By Jackie Holbrook
White-tailed deer are North America’s most commonly bowhunted big-game species. Bowhunters, however, shouldn’t overlook the whitetail’s big, beautiful Western cousins, the mule deer. Muleys don’t inhabit the widely varied ranges that hold whitetails, but their preference for high country takes bowhunters to many epic places.
“They live up where goats and sheep live; in alpine basins, steep rock chutes and openings,” said Brian Barney, host of Eastman’s Elevated podcast. “To go mountaineering in these peaks above 10,000, 12,000, 13,000 feet; and to be able to survive up there, and then try to get within a stone’s throw of a mule deer, that’s the ultimate challenge.”
The muley’s Western habitats range from deserts to sketchy mountain peaks. During annual migrations, mule deer move from high-country summer range to lower terrain to avoid harsh winters. Bowhunters usually chase muleys in August and September before they leave those steep summer habitats, which has advantages and disadvantages.
One of the biggest challenges of bowhunting muleys is getting to where they live. When bucks live full time at high elevation, it’s often best to make an extended backpacking bowhunt. Scaling peaks with camp on your back requires training and special gear.
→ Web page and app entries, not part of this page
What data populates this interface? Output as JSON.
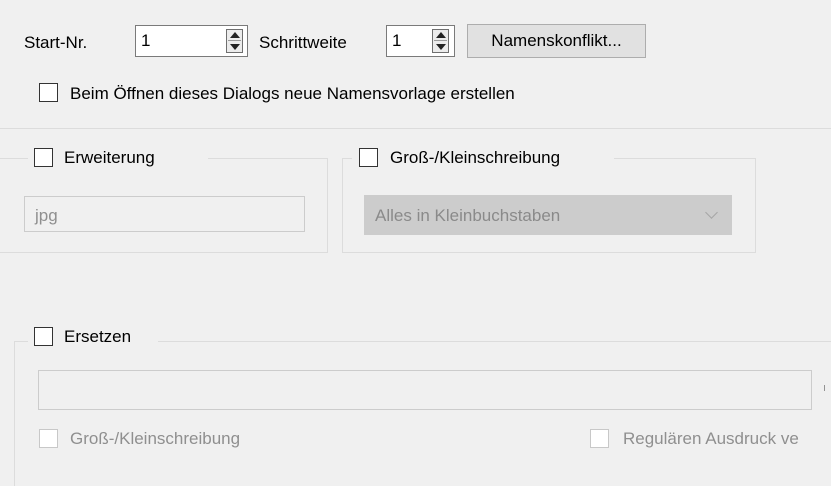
{
  "numbering": {
    "start_label": "Start-Nr.",
    "start_value": "1",
    "step_label": "Schrittweite",
    "step_value": "1",
    "conflict_button": "Namenskonflikt..."
  },
  "template_checkbox": {
    "label": "Beim Öffnen dieses Dialogs neue Namensvorlage erstellen",
    "checked": false
  },
  "extension": {
    "label": "Erweiterung",
    "checked": false,
    "value": "jpg"
  },
  "case": {
    "label": "Groß-/Kleinschreibung",
    "checked": false,
    "selected": "Alles in Kleinbuchstaben"
  },
  "replace": {
    "label": "Ersetzen",
    "checked": false,
    "value": "",
    "case_option_label": "Groß-/Kleinschreibung",
    "regex_option_label": "Regulären Ausdruck ve"
  }
}
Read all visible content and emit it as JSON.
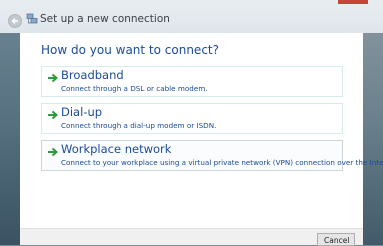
{
  "window": {
    "title": "Set up a new connection",
    "heading": "How do you want to connect?"
  },
  "options": [
    {
      "title": "Broadband",
      "description": "Connect through a DSL or cable modem."
    },
    {
      "title": "Dial-up",
      "description": "Connect through a dial-up modem or ISDN."
    },
    {
      "title": "Workplace network",
      "description": "Connect to your workplace using a virtual private network (VPN) connection over the Internet."
    }
  ],
  "footer": {
    "cancel_label": "Cancel"
  },
  "colors": {
    "link_blue": "#1b4b9a",
    "arrow_green": "#2e9a3a",
    "close_red": "#c7443a"
  },
  "icons": {
    "back": "back-arrow-icon",
    "network": "network-icon",
    "option_arrow": "green-arrow-icon"
  }
}
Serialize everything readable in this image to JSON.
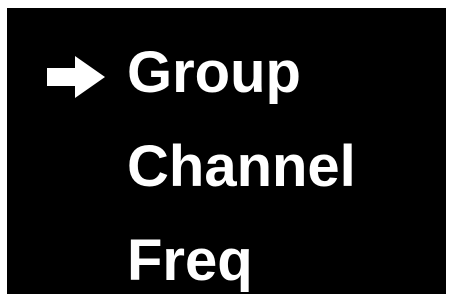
{
  "menu": {
    "selected_index": 0,
    "items": [
      {
        "label": "Group"
      },
      {
        "label": "Channel"
      },
      {
        "label": "Freq"
      }
    ],
    "pointer_icon": "arrow-right-icon"
  },
  "colors": {
    "background": "#000000",
    "text": "#ffffff",
    "frame": "#ffffff"
  }
}
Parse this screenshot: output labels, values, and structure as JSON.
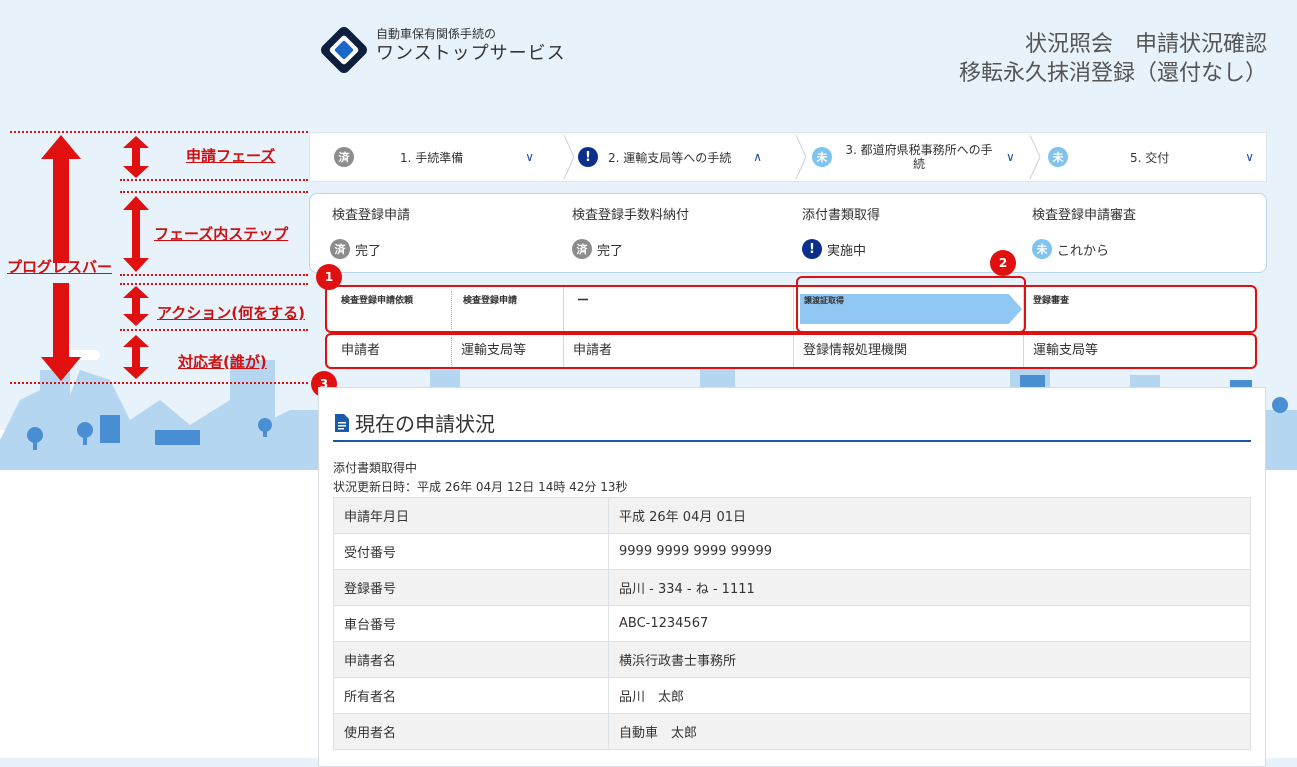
{
  "header": {
    "logo_small": "自動車保有関係手続の",
    "logo_large": "ワンストップサービス",
    "title_line1": "状況照会　申請状況確認",
    "title_line2": "移転永久抹消登録（還付なし）"
  },
  "annotations": {
    "phase": "申請フェーズ",
    "step": "フェーズ内ステップ",
    "progress": "プログレスバー",
    "action": "アクション(何をする)",
    "responder": "対応者(誰が)"
  },
  "phases": [
    {
      "badge": "済",
      "label": "1. 手続準備",
      "state": "done",
      "chevron": "down"
    },
    {
      "badge": "!",
      "label": "2. 運輸支局等への手続",
      "state": "now",
      "chevron": "up"
    },
    {
      "badge": "未",
      "label": "3. 都道府県税事務所への手続",
      "state": "todo",
      "chevron": "down"
    },
    {
      "badge": "未",
      "label": "5. 交付",
      "state": "todo",
      "chevron": "down"
    }
  ],
  "steps": [
    {
      "title": "検査登録申請",
      "badge": "済",
      "status": "完了",
      "state": "done"
    },
    {
      "title": "検査登録手数料納付",
      "badge": "済",
      "status": "完了",
      "state": "done"
    },
    {
      "title": "添付書類取得",
      "badge": "!",
      "status": "実施中",
      "state": "now"
    },
    {
      "title": "検査登録申請審査",
      "badge": "未",
      "status": "これから",
      "state": "todo"
    }
  ],
  "actions": [
    "検査登録申請依頼",
    "検査登録申請",
    "ー",
    "譲渡証取得",
    "登録審査"
  ],
  "responders": [
    "申請者",
    "運輸支局等",
    "申請者",
    "登録情報処理機関",
    "運輸支局等"
  ],
  "markers": [
    "1",
    "2",
    "3"
  ],
  "status_card": {
    "title": "現在の申請状況",
    "state_text": "添付書類取得中",
    "updated_text": "状況更新日時：平成 26年 04月 12日 14時 42分 13秒",
    "rows": [
      {
        "key": "申請年月日",
        "value": "平成 26年 04月 01日"
      },
      {
        "key": "受付番号",
        "value": "9999 9999 9999 99999"
      },
      {
        "key": "登録番号",
        "value": "品川 - 334 - ね - 1111"
      },
      {
        "key": "車台番号",
        "value": "ABC-1234567"
      },
      {
        "key": "申請者名",
        "value": "横浜行政書士事務所"
      },
      {
        "key": "所有者名",
        "value": "品川　太郎"
      },
      {
        "key": "使用者名",
        "value": "自動車　太郎"
      }
    ]
  },
  "colors": {
    "annotation_red": "#e01010",
    "done_gray": "#8c8c8c",
    "todo_blue": "#7fc3ef",
    "current_navy": "#0b2f8a",
    "progress_arrow": "#90c8f3"
  }
}
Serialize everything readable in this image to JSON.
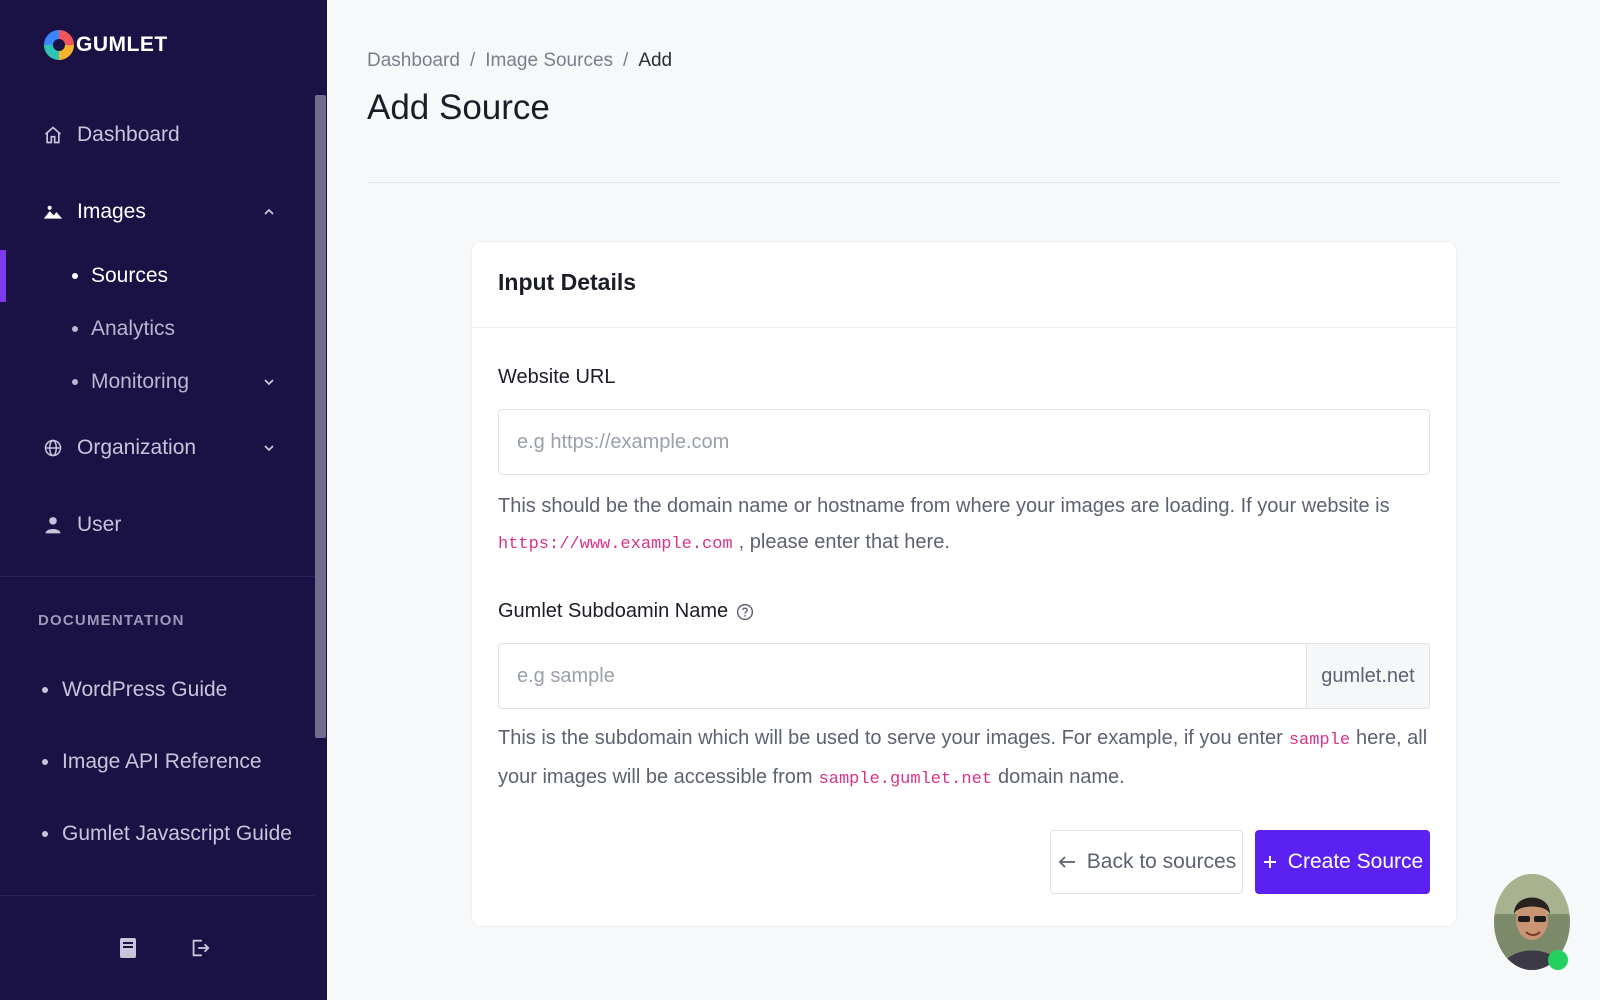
{
  "brand": {
    "name": "GUMLET"
  },
  "sidebar": {
    "nav": [
      {
        "label": "Dashboard",
        "icon": "home-icon"
      },
      {
        "label": "Images",
        "icon": "image-icon"
      },
      {
        "label": "Organization",
        "icon": "globe-icon"
      },
      {
        "label": "User",
        "icon": "user-icon"
      }
    ],
    "images_sub": [
      {
        "label": "Sources"
      },
      {
        "label": "Analytics"
      },
      {
        "label": "Monitoring"
      }
    ],
    "documentation": {
      "heading": "DOCUMENTATION",
      "items": [
        {
          "label": "WordPress Guide"
        },
        {
          "label": "Image API Reference"
        },
        {
          "label": "Gumlet Javascript Guide"
        }
      ]
    },
    "footer_icons": [
      "book-icon",
      "logout-icon"
    ]
  },
  "breadcrumb": {
    "items": [
      "Dashboard",
      "Image Sources",
      "Add"
    ],
    "separator": "/"
  },
  "page": {
    "title": "Add Source"
  },
  "card": {
    "title": "Input Details",
    "website_url": {
      "label": "Website URL",
      "placeholder": "e.g https://example.com",
      "value": "",
      "help_before": "This should be the domain name or hostname from where your images are loading. If your website is",
      "help_code": "https://www.example.com",
      "help_after": ", please enter that here."
    },
    "subdomain": {
      "label": "Gumlet Subdoamin Name",
      "placeholder": "e.g sample",
      "value": "",
      "addon": "gumlet.net",
      "help_part1": "This is the subdomain which will be used to serve your images. For example, if you enter",
      "help_code1": "sample",
      "help_part2": "here, all your images will be accessible from",
      "help_code2": "sample.gumlet.net",
      "help_part3": "domain name."
    },
    "buttons": {
      "back": "Back to sources",
      "create": "Create Source"
    }
  },
  "colors": {
    "sidebar_bg": "#1a1244",
    "accent": "#5b21f0",
    "code": "#d6338a",
    "online": "#23d160"
  }
}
“You have to be in good physical shape to survive in that high altitude, and it takes a ton of effort,” Barney said. “It’s way more physically demanding than your average treestand whitetail hunt, but it’s an adventure.”
Once you get where muleys call home, things might get easier. “These bucks have a lax summer attitude,” Barney said. “They’re hanging out in bachelor groups with other bucks, and they come out and feed throughout the day.”
Muleys sport their beautiful summer coat into September. This reddish hair is much easier to spot than their winter-gray coat. And because muleys will move around to feed all day, they often provide spot-and-stalk opportunities.
“Finding mule deer is pretty easy,” said Cody Rich, host of The Rich Outdoors podcast, “If you have never done spot-and-stalk, it’s getting into bow range that will take some practice.”
Spot-and-stalk bowhunts are the most common tactic for taking muleys. Most bowhunters find a high vantage point to glass. Once they spot deer, they plot their move. That could mean sneaking in while the deer is bedded, or scoping ways to get in front of it as it moves along.
“It’s like a chess game,” Barney said. A favorite and successful tactic is to stalk bedded deer. He said muleys often bed twice during daylight. He tries to sneak in when they bed the second time later in the morning.
“As you close in on a mule deer, it’s real methodical and slow,” Barney said. “Once you get close, it might take 10 minutes to move 10 steps. You’re looking at every footfall while also watching the deer.”
Some bowhunters sneak in close, and then try to get the deer to stand by throwing a rock or making a noise. Barney, however, prefers to patiently let the deer stand on its own. “I get within my bow range and then wait for the bucks make the last move,” he said.
“Be patient and wait for the right moment,” Rich said. “Too many people rush the stalk or don’t wait for the high probability location. Waiting for the right moment is as important as making all the right moves.”
Silence is vital when stalking bedded bucks, but you must also play the wind. The mountains’ fickle winds are friend and foe. The slightest whiff of human odors sends deer running, so never lose track of the wind’s direction. Most bowhunters who stalk muleys don’t use scent-killing sprays and detergents. They rely entirely on playing the wind.
“Mule deer live and die by their nose,” Barney said. “Wind is super important, and you need to eliminate that variable when stalking.”
Stay downwind of the animal by understanding and anticipating weather patterns, and two types of winds: thermals and directionals. Thermal winds ascend and descend as daytime temperatures change in the mountains. Winds typically flow downhill during early-morning hours and again near dusk when temperatures are cool. As the sun rises and air temperatures warm the valley floors, the hotter air rises uphill through draws and canyons from about midmorning through midafternoon.
“Uphill thermals change about 9 a.m. and rise throughout a hot sunny day,” Barney said. “Thermals are a good wind you can count on. As the sun disappears and temperatures cool, the air starts dropping again.”
Hunters use those patterns to plan their hunts. If you’re in a valley and spot a muley on a ridge above, it probably won’t detect you early in the day. But if the thermals begin rising and you don’t adjust, that muley’s nose will likely bust you.
Directional winds are less predictable, so study weather forecasts and monitor your wind indicator. Directional winds in mountains are often strongest in the afternoon, regularly ripping across ridgetops and open faces. Make sure those winds carry your scent away from the deer. When played right, strong winds mask scent and movements, making it easier to sneak in close.
“Make a plan, but experience is the best teacher when hunting mule deer,” Barney said. “They’re the ultimate challenge, so it’s the ultimate reward when you pull it off.”